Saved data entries
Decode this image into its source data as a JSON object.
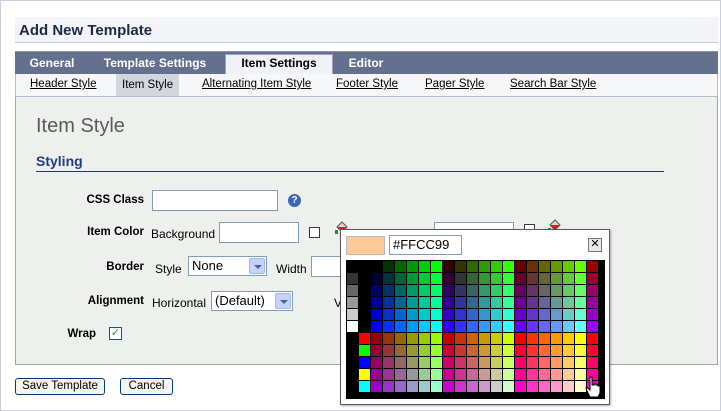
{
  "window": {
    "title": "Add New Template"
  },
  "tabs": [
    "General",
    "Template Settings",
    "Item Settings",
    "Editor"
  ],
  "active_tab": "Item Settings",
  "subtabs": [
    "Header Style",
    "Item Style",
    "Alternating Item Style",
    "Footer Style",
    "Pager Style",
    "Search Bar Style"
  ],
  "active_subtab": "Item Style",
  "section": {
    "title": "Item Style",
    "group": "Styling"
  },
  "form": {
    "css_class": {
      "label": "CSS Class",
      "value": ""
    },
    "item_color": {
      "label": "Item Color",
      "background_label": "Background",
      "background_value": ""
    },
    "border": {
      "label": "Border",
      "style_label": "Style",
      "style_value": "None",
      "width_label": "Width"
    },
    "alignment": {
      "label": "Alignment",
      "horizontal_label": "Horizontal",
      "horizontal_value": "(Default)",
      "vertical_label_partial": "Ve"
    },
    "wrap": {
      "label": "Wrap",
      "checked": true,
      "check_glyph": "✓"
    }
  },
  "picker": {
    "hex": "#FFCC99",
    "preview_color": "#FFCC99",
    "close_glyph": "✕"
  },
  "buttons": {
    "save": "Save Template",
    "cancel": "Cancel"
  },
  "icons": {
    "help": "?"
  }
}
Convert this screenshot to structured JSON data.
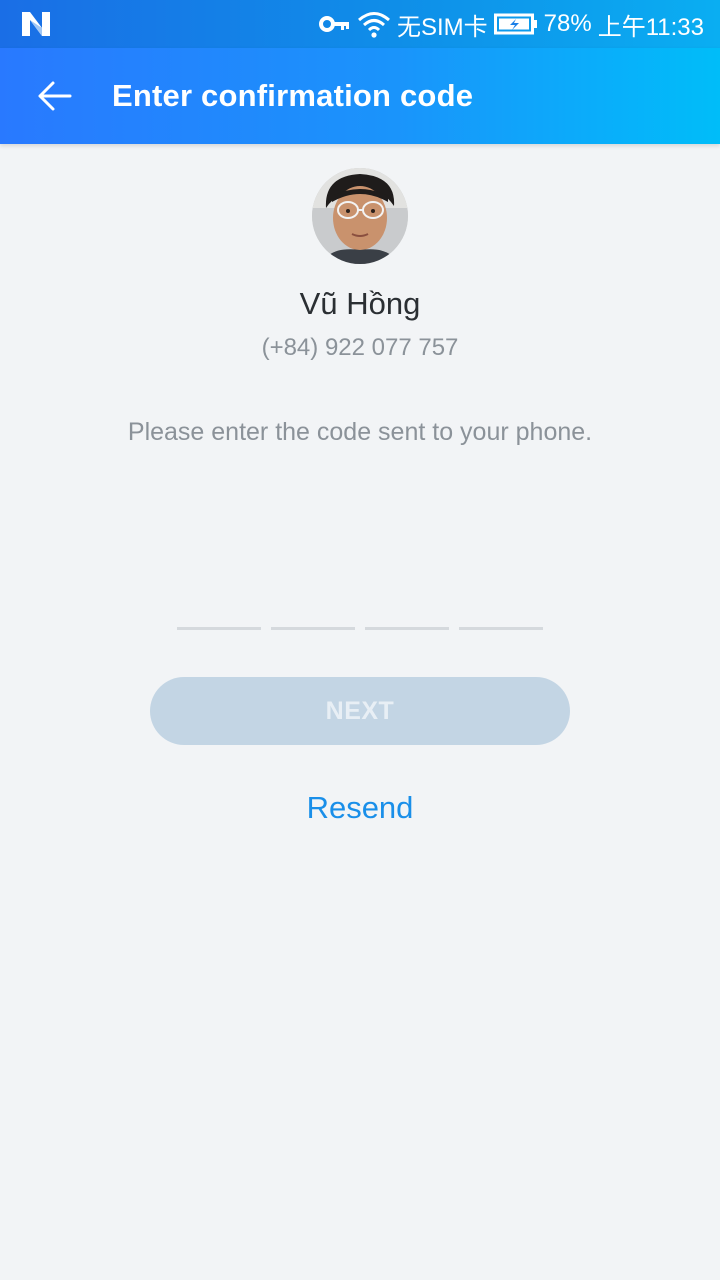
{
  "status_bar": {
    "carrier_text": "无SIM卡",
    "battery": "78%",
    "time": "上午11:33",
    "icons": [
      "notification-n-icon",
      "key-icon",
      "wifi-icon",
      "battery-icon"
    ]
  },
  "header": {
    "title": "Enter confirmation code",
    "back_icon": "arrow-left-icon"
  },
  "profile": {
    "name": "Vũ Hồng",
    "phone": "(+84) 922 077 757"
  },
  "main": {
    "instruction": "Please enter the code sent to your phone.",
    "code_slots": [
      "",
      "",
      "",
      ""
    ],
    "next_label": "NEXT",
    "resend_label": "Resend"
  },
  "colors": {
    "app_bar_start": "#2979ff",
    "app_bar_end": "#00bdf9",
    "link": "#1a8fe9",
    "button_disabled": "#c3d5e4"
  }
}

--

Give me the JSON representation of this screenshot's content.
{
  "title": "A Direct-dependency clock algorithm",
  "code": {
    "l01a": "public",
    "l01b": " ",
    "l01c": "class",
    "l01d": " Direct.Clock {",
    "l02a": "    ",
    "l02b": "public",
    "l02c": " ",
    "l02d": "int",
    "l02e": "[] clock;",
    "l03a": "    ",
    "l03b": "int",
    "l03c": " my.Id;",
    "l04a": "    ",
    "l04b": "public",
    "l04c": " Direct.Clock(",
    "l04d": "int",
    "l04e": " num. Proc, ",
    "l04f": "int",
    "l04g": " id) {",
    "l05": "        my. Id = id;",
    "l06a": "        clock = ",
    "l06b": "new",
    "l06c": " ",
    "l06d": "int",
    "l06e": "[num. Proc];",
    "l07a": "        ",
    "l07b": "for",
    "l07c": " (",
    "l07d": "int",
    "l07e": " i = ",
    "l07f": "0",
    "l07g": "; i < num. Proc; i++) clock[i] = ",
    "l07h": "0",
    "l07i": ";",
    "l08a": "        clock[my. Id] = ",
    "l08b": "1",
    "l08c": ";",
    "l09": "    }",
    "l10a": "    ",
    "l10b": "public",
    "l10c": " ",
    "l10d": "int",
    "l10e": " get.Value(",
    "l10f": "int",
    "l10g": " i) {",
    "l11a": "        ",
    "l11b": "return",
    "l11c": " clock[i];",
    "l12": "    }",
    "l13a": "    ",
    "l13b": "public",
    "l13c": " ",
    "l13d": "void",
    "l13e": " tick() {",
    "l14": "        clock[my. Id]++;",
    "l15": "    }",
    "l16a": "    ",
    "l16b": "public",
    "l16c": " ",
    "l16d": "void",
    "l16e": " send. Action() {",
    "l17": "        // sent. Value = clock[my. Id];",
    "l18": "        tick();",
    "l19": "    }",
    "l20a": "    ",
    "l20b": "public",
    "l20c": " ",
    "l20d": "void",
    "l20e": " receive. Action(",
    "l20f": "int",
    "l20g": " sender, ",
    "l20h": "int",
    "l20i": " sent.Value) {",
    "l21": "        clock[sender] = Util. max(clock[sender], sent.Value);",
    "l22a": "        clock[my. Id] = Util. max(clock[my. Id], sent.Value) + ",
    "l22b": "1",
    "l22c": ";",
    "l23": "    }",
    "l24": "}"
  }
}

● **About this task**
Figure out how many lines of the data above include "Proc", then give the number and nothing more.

● **Final answer**
3